Activity:
Make the copy match the entries below exactly, with no pictures carried over.

Interface dataset entries:

********************

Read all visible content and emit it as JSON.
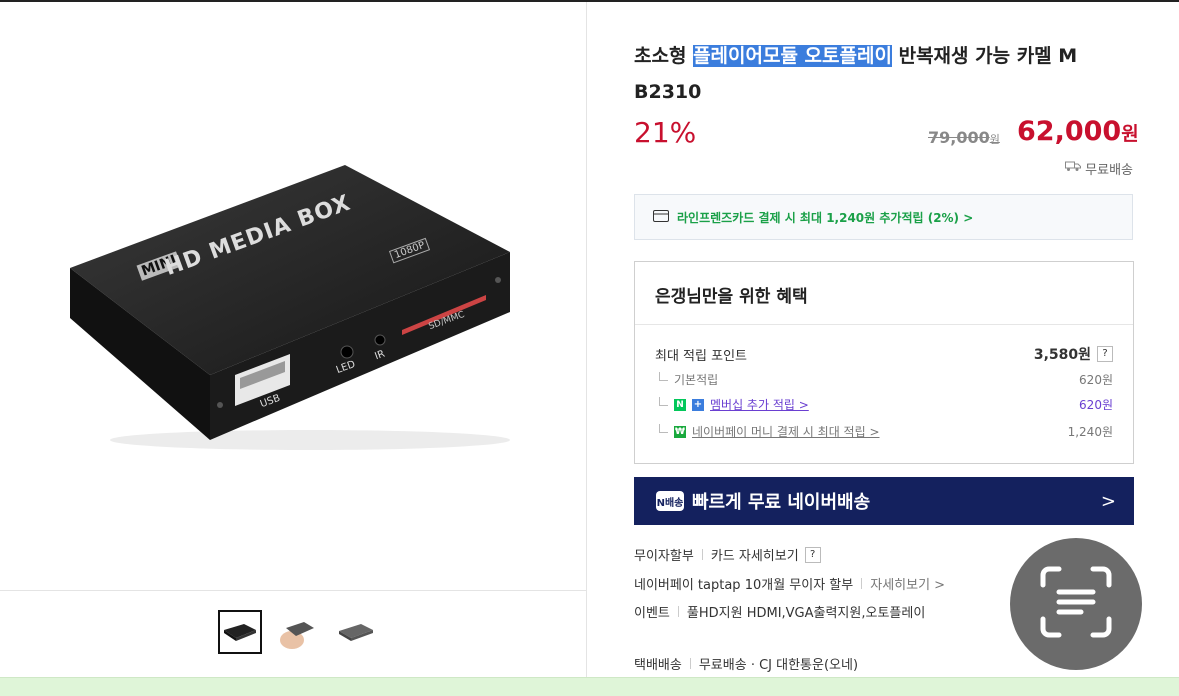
{
  "product": {
    "title_pre": "초소형 ",
    "title_highlight": "플레이어모듈 오토플레이",
    "title_post": " 반복재생 가능 카멜 M B2310",
    "discount": "21%",
    "old_price": "79,000",
    "old_price_unit": "원",
    "price": "62,000",
    "price_unit": "원",
    "shipping_tag": "무료배송"
  },
  "image_text": {
    "brand_mini": "MINI",
    "brand_main": "HD MEDIA BOX",
    "res_badge": "1080P",
    "sd_label": "SD/MMC",
    "led": "LED",
    "ir": "IR",
    "usb": "USB"
  },
  "card_promo": {
    "text": "라인프렌즈카드 결제 시 최대 1,240원 추가적립 (2%) >"
  },
  "benefits": {
    "title": "은갱님만을 위한 혜택",
    "max_points_label": "최대 적립 포인트",
    "max_points_value": "3,580원",
    "rows": [
      {
        "label": "기본적립",
        "value": "620원"
      },
      {
        "label": "멤버십 추가 적립 >",
        "value": "620원"
      },
      {
        "label": "네이버페이 머니 결제 시 최대 적립 >",
        "value": "1,240원"
      }
    ]
  },
  "delivery_banner": {
    "badge": "N배송",
    "text": "빠르게 무료 네이버배송",
    "chevron": ">"
  },
  "info": {
    "installment_label": "무이자할부",
    "card_detail": "카드 자세히보기",
    "naverpay_text": "네이버페이 taptap 10개월 무이자 할부",
    "detail_link": "자세히보기 >",
    "event_label": "이벤트",
    "event_text": "풀HD지원 HDMI,VGA출력지원,오토플레이",
    "ship_label": "택배배송",
    "ship_text": "무료배송 · CJ 대한통운(오네)"
  },
  "colors": {
    "accent_red": "#c8102e",
    "naver_green": "#03c75a",
    "navy": "#14215e",
    "highlight_blue": "#3b7ddd"
  },
  "icons": [
    "truck-icon",
    "card-icon",
    "question-icon",
    "npay-icon",
    "plus-icon",
    "scan-text-icon"
  ]
}
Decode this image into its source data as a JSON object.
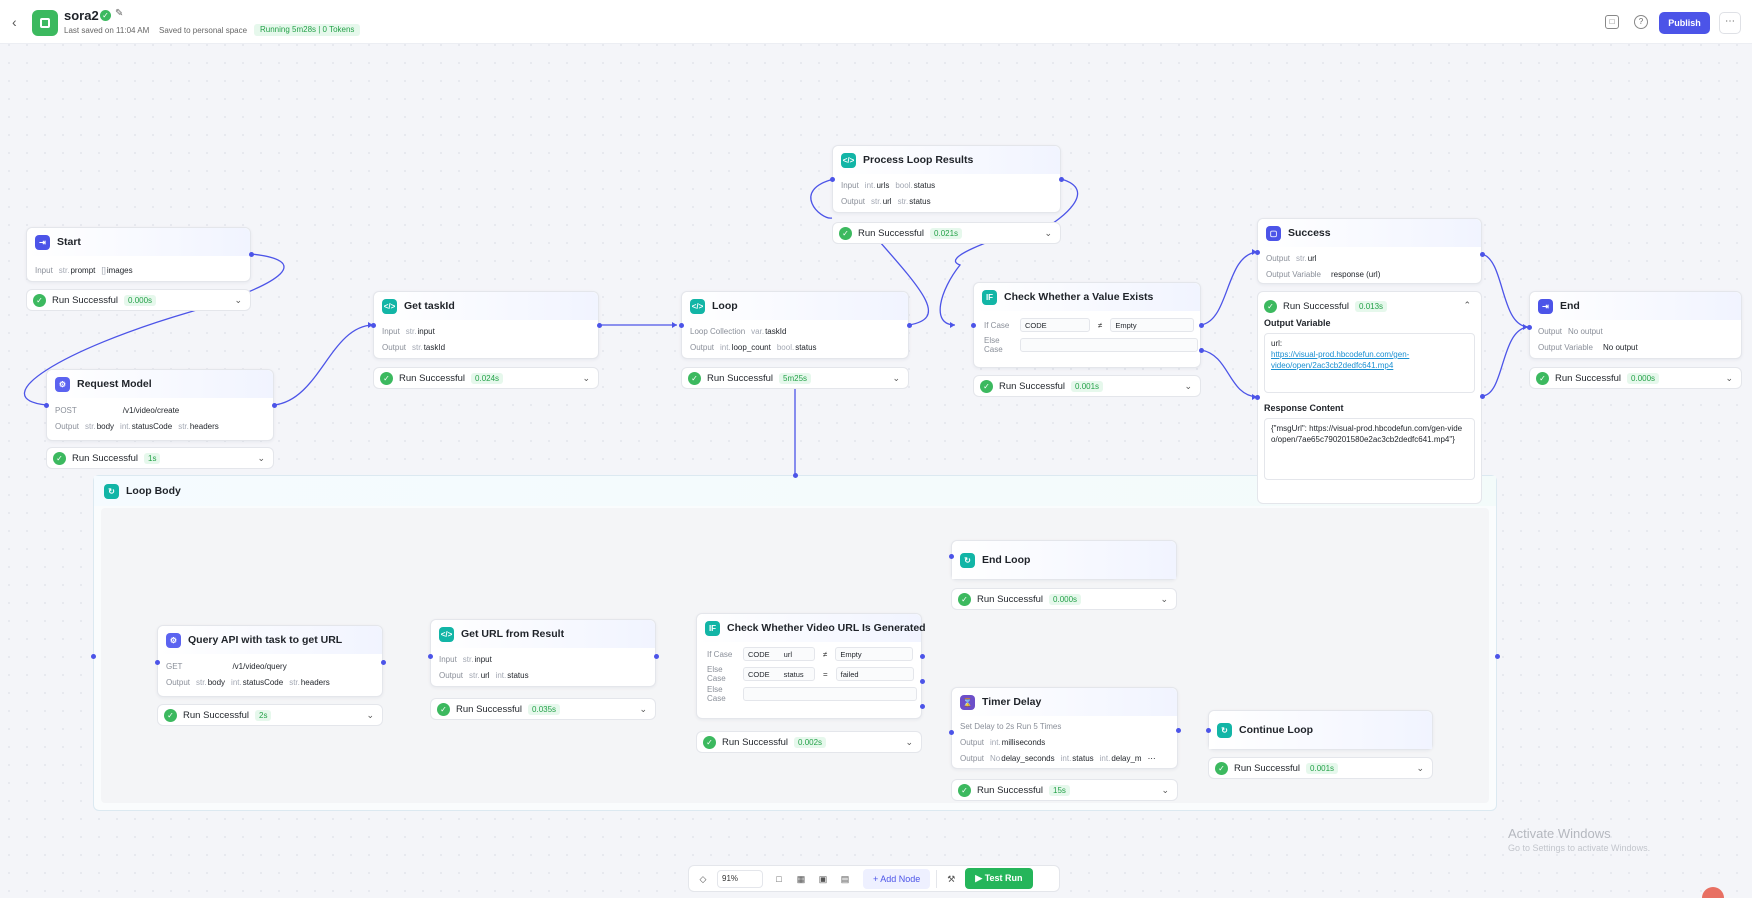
{
  "app": {
    "title": "sora2",
    "last_saved": "Last saved on 11:04 AM",
    "saved_space": "Saved to personal space",
    "running": "Running 5m28s | 0 Tokens",
    "publish": "Publish",
    "more": "⋯"
  },
  "colors": {
    "accent": "#4c54e8",
    "success": "#3cb95f",
    "success_text": "#24a148",
    "edge": "#4c54e8"
  },
  "nodes": {
    "start": {
      "title": "Start",
      "input_label": "Input",
      "in1_type": "str.",
      "in1_name": "prompt",
      "in2_type": "[]",
      "in2_name": "images",
      "status": "Run Successful",
      "time": "0.000s"
    },
    "request": {
      "title": "Request Model",
      "method": "POST",
      "url": "/v1/video/create",
      "output_label": "Output",
      "o1_type": "str.",
      "o1_name": "body",
      "o2_type": "int.",
      "o2_name": "statusCode",
      "o3_type": "str.",
      "o3_name": "headers",
      "status": "Run Successful",
      "time": "1s"
    },
    "gettask": {
      "title": "Get taskId",
      "input_label": "Input",
      "i1_type": "str.",
      "i1_name": "input",
      "output_label": "Output",
      "o1_type": "str.",
      "o1_name": "taskId",
      "status": "Run Successful",
      "time": "0.024s"
    },
    "loop": {
      "title": "Loop",
      "coll_label": "Loop Collection",
      "c_type": "var.",
      "c_name": "taskId",
      "output_label": "Output",
      "o1_type": "int.",
      "o1_name": "loop_count",
      "o2_type": "bool.",
      "o2_name": "status",
      "status": "Run Successful",
      "time": "5m25s"
    },
    "process": {
      "title": "Process Loop Results",
      "input_label": "Input",
      "i1_type": "int.",
      "i1_name": "urls",
      "i2_type": "bool.",
      "i2_name": "status",
      "output_label": "Output",
      "o1_type": "str.",
      "o1_name": "url",
      "o2_type": "str.",
      "o2_name": "status",
      "status": "Run Successful",
      "time": "0.021s"
    },
    "check": {
      "title": "Check Whether a Value Exists",
      "if_label": "If Case",
      "if_var": "CODE",
      "if_op": "≠",
      "if_val": "Empty",
      "else_label": "Else Case",
      "status": "Run Successful",
      "time": "0.001s"
    },
    "success": {
      "title": "Success",
      "output_label": "Output",
      "o1_type": "str.",
      "o1_name": "url",
      "ov_label": "Output Variable",
      "ov_value": "response (url)",
      "status": "Run Successful",
      "time": "0.013s"
    },
    "end": {
      "title": "End",
      "output_label": "Output",
      "output_value": "No output",
      "ov_label": "Output Variable",
      "ov_value": "No output",
      "status": "Run Successful",
      "time": "0.000s"
    },
    "loopbody": {
      "title": "Loop Body"
    },
    "query": {
      "title": "Query API with task to get URL",
      "method": "GET",
      "url": "/v1/video/query",
      "output_label": "Output",
      "o1_type": "str.",
      "o1_name": "body",
      "o2_type": "int.",
      "o2_name": "statusCode",
      "o3_type": "str.",
      "o3_name": "headers",
      "status": "Run Successful",
      "time": "2s"
    },
    "geturl": {
      "title": "Get URL from Result",
      "input_label": "Input",
      "i1_type": "str.",
      "i1_name": "input",
      "output_label": "Output",
      "o1_type": "str.",
      "o1_name": "url",
      "o2_type": "int.",
      "o2_name": "status",
      "status": "Run Successful",
      "time": "0.035s"
    },
    "checkvideo": {
      "title": "Check Whether Video URL Is Generated",
      "if_label": "If Case",
      "if_var": "CODE",
      "if_field": "url",
      "if_op": "≠",
      "if_val": "Empty",
      "elseif_label": "Else Case",
      "elseif_var": "CODE",
      "elseif_field": "status",
      "elseif_op": "=",
      "elseif_val": "failed",
      "else_label": "Else Case",
      "status": "Run Successful",
      "time": "0.002s"
    },
    "endloop": {
      "title": "End Loop",
      "status": "Run Successful",
      "time": "0.000s"
    },
    "timer": {
      "title": "Timer Delay",
      "desc": "Set Delay to 2s  Run 5 Times",
      "output_label": "Output",
      "o1_type": "int.",
      "o1_name": "milliseconds",
      "o2_type": "No",
      "o2_name": "delay_seconds",
      "o3_type": "int.",
      "o3_name": "status",
      "o4_type": "int.",
      "o4_name": "delay_m",
      "more": "⋯",
      "status": "Run Successful",
      "time": "15s"
    },
    "continue": {
      "title": "Continue Loop",
      "status": "Run Successful",
      "time": "0.001s"
    }
  },
  "success_panel": {
    "ov_title": "Output Variable",
    "url_label": "url:",
    "url_value": "https://visual-prod.hbcodefun.com/gen-video/open/2ac3cb2dedfc641.mp4",
    "rc_title": "Response Content",
    "rc_value": "{\"msgUrl\": https://visual-prod.hbcodefun.com/gen-video/open/7ae65c790201580e2ac3cb2dedfc641.mp4\"}"
  },
  "toolbar": {
    "zoom": "91%",
    "add_node": "+ Add Node",
    "test_run": "▶ Test Run"
  },
  "watermark": {
    "line1": "Activate Windows",
    "line2": "Go to Settings to activate Windows."
  }
}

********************

Task output:
Read all visible content and emit it as JSON.
{
  "product": {
    "title_pre": "초소형 ",
    "title_highlight": "플레이어모듈 오토플레이",
    "title_post": " 반복재생 가능 카멜 M B2310",
    "discount": "21%",
    "old_price": "79,000",
    "old_price_unit": "원",
    "price": "62,000",
    "price_unit": "원",
    "shipping_tag": "무료배송"
  },
  "image_text": {
    "brand_mini": "MINI",
    "brand_main": "HD MEDIA BOX",
    "res_badge": "1080P",
    "sd_label": "SD/MMC",
    "led": "LED",
    "ir": "IR",
    "usb": "USB"
  },
  "card_promo": {
    "text": "라인프렌즈카드 결제 시 최대 1,240원 추가적립 (2%) >"
  },
  "benefits": {
    "title": "은갱님만을 위한 혜택",
    "max_points_label": "최대 적립 포인트",
    "max_points_value": "3,580원",
    "rows": [
      {
        "label": "기본적립",
        "value": "620원"
      },
      {
        "label": "멤버십 추가 적립 >",
        "value": "620원"
      },
      {
        "label": "네이버페이 머니 결제 시 최대 적립 >",
        "value": "1,240원"
      }
    ]
  },
  "delivery_banner": {
    "badge": "N배송",
    "text": "빠르게 무료 네이버배송",
    "chevron": ">"
  },
  "info": {
    "installment_label": "무이자할부",
    "card_detail": "카드 자세히보기",
    "naverpay_text": "네이버페이 taptap 10개월 무이자 할부",
    "detail_link": "자세히보기 >",
    "event_label": "이벤트",
    "event_text": "풀HD지원 HDMI,VGA출력지원,오토플레이",
    "ship_label": "택배배송",
    "ship_text": "무료배송 · CJ 대한통운(오네)"
  },
  "colors": {
    "accent_red": "#c8102e",
    "naver_green": "#03c75a",
    "navy": "#14215e",
    "highlight_blue": "#3b7ddd"
  },
  "icons": [
    "truck-icon",
    "card-icon",
    "question-icon",
    "npay-icon",
    "plus-icon",
    "scan-text-icon"
  ]
}
Decode this image into its source data as a JSON object.
{
  "app": {
    "title": "sora2",
    "last_saved": "Last saved on 11:04 AM",
    "saved_space": "Saved to personal space",
    "running": "Running 5m28s | 0 Tokens",
    "publish": "Publish",
    "more": "⋯"
  },
  "colors": {
    "accent": "#4c54e8",
    "success": "#3cb95f",
    "success_text": "#24a148",
    "edge": "#4c54e8"
  },
  "nodes": {
    "start": {
      "title": "Start",
      "input_label": "Input",
      "in1_type": "str.",
      "in1_name": "prompt",
      "in2_type": "[]",
      "in2_name": "images",
      "status": "Run Successful",
      "time": "0.000s"
    },
    "request": {
      "title": "Request Model",
      "method": "POST",
      "url": "/v1/video/create",
      "output_label": "Output",
      "o1_type": "str.",
      "o1_name": "body",
      "o2_type": "int.",
      "o2_name": "statusCode",
      "o3_type": "str.",
      "o3_name": "headers",
      "status": "Run Successful",
      "time": "1s"
    },
    "gettask": {
      "title": "Get taskId",
      "input_label": "Input",
      "i1_type": "str.",
      "i1_name": "input",
      "output_label": "Output",
      "o1_type": "str.",
      "o1_name": "taskId",
      "status": "Run Successful",
      "time": "0.024s"
    },
    "loop": {
      "title": "Loop",
      "coll_label": "Loop Collection",
      "c_type": "var.",
      "c_name": "taskId",
      "output_label": "Output",
      "o1_type": "int.",
      "o1_name": "loop_count",
      "o2_type": "bool.",
      "o2_name": "status",
      "status": "Run Successful",
      "time": "5m25s"
    },
    "process": {
      "title": "Process Loop Results",
      "input_label": "Input",
      "i1_type": "int.",
      "i1_name": "urls",
      "i2_type": "bool.",
      "i2_name": "status",
      "output_label": "Output",
      "o1_type": "str.",
      "o1_name": "url",
      "o2_type": "str.",
      "o2_name": "status",
      "status": "Run Successful",
      "time": "0.021s"
    },
    "check": {
      "title": "Check Whether a Value Exists",
      "if_label": "If Case",
      "if_var": "CODE",
      "if_op": "≠",
      "if_val": "Empty",
      "else_label": "Else Case",
      "status": "Run Successful",
      "time": "0.001s"
    },
    "success": {
      "title": "Success",
      "output_label": "Output",
      "o1_type": "str.",
      "o1_name": "url",
      "ov_label": "Output Variable",
      "ov_value": "response (url)",
      "status": "Run Successful",
      "time": "0.013s"
    },
    "end": {
      "title": "End",
      "output_label": "Output",
      "output_value": "No output",
      "ov_label": "Output Variable",
      "ov_value": "No output",
      "status": "Run Successful",
      "time": "0.000s"
    },
    "loopbody": {
      "title": "Loop Body"
    },
    "query": {
      "title": "Query API with task to get URL",
      "method": "GET",
      "url": "/v1/video/query",
      "output_label": "Output",
      "o1_type": "str.",
      "o1_name": "body",
      "o2_type": "int.",
      "o2_name": "statusCode",
      "o3_type": "str.",
      "o3_name": "headers",
      "status": "Run Successful",
      "time": "2s"
    },
    "geturl": {
      "title": "Get URL from Result",
      "input_label": "Input",
      "i1_type": "str.",
      "i1_name": "input",
      "output_label": "Output",
      "o1_type": "str.",
      "o1_name": "url",
      "o2_type": "int.",
      "o2_name": "status",
      "status": "Run Successful",
      "time": "0.035s"
    },
    "checkvideo": {
      "title": "Check Whether Video URL Is Generated",
      "if_label": "If Case",
      "if_var": "CODE",
      "if_field": "url",
      "if_op": "≠",
      "if_val": "Empty",
      "elseif_label": "Else Case",
      "elseif_var": "CODE",
      "elseif_field": "status",
      "elseif_op": "=",
      "elseif_val": "failed",
      "else_label": "Else Case",
      "status": "Run Successful",
      "time": "0.002s"
    },
    "endloop": {
      "title": "End Loop",
      "status": "Run Successful",
      "time": "0.000s"
    },
    "timer": {
      "title": "Timer Delay",
      "desc": "Set Delay to 2s  Run 5 Times",
      "output_label": "Output",
      "o1_type": "int.",
      "o1_name": "milliseconds",
      "o2_type": "No",
      "o2_name": "delay_seconds",
      "o3_type": "int.",
      "o3_name": "status",
      "o4_type": "int.",
      "o4_name": "delay_m",
      "more": "⋯",
      "status": "Run Successful",
      "time": "15s"
    },
    "continue": {
      "title": "Continue Loop",
      "status": "Run Successful",
      "time": "0.001s"
    }
  },
  "success_panel": {
    "ov_title": "Output Variable",
    "url_label": "url:",
    "url_value": "https://visual-prod.hbcodefun.com/gen-video/open/2ac3cb2dedfc641.mp4",
    "rc_title": "Response Content",
    "rc_value": "{\"msgUrl\": https://visual-prod.hbcodefun.com/gen-video/open/7ae65c790201580e2ac3cb2dedfc641.mp4\"}"
  },
  "toolbar": {
    "zoom": "91%",
    "add_node": "+ Add Node",
    "test_run": "▶ Test Run"
  },
  "watermark": {
    "line1": "Activate Windows",
    "line2": "Go to Settings to activate Windows."
  }
}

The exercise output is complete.